There is no doubt about the core role to be played by electricity for the energy transition, and renewable electricity generation is expected to be a major piece of this future energy system.
Take this course if you want to find out if we have the suitable electricity market design in place to bring this transition to life. How are the electricity markets designed and where exaclty lies value in the electricity system? What are the incentives to invest in capacities and infrastructure? Is the current business model of utilities compatible with the gorwing integration of renewable sources of energy?
Is this the course for you?
This course is aimed at:
- Policy makers willing to understand the ins and outs of the electricity system and the technical, economic and social challenges of the energy transition

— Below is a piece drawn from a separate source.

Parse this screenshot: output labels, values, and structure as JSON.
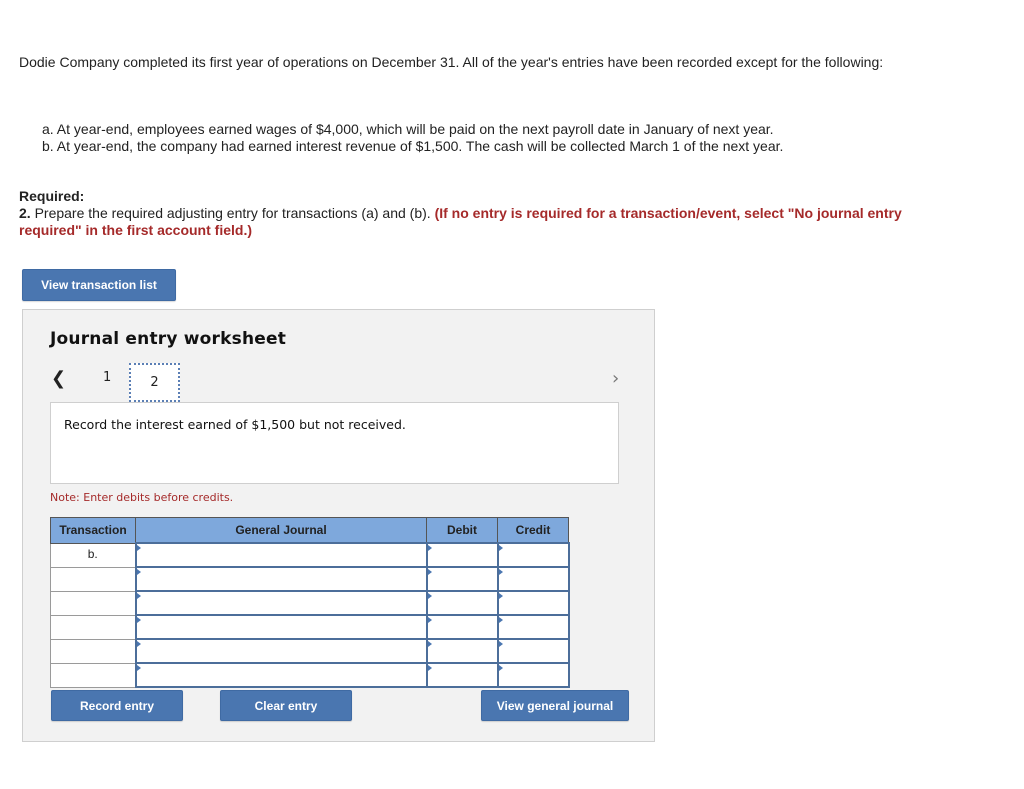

- Energy technology officers willing to better understand where value lies in the electricity system
- Coaches accompanying ventures related to the electricity system (e-mobility, smart grids, etc)
However, it is open to anyone interested in the subject of electrification of energy usages and electricity market design.
How does the course boost my career?
After taking this course, you will be able to:
- Summarise the main features of the conventional electricity infrastructure, the key parameters of generation technologies, and the importance of balance between supply and demand
- Explain the basics of electricity economics and how the electricity system was designed when it was a monopoly
- Describe the fundamentals of wholesale electricity markets after the liberalisation, and identify the role different stakeholders play
- Explain electricity price tendencies on the wholesale and retail markets
- Present your views on the need of an integrated and renewed EU electricity market design
Teaching methods and materials
The course can be taken from your usual study or work location. It consists of 8 lessons and is self-paced. Each lesson is approximately 45-60 minutes long and contains video lessons and multiple-choice tests after every lesson. We advise you to spread your learning over a period of 4 weeks.
Through discussion assignments, you will have the possibility to reflect on the relevant topics and to share your opinion and thoughts from the beginning of the course.
Pierre Serkine is Energy & Innovation Adviser at EIT InnoEnergy. He joined the company in 2014 as technology analyst and then worked on consumer empowerment (behavioural change, prosumers, active consumers) and digitalisation.
He has a technical, economic and policy background, and his sweet spot lies at intersection of Energy & Climate, Innovation, and EU Affairs.
Who are the collaborators?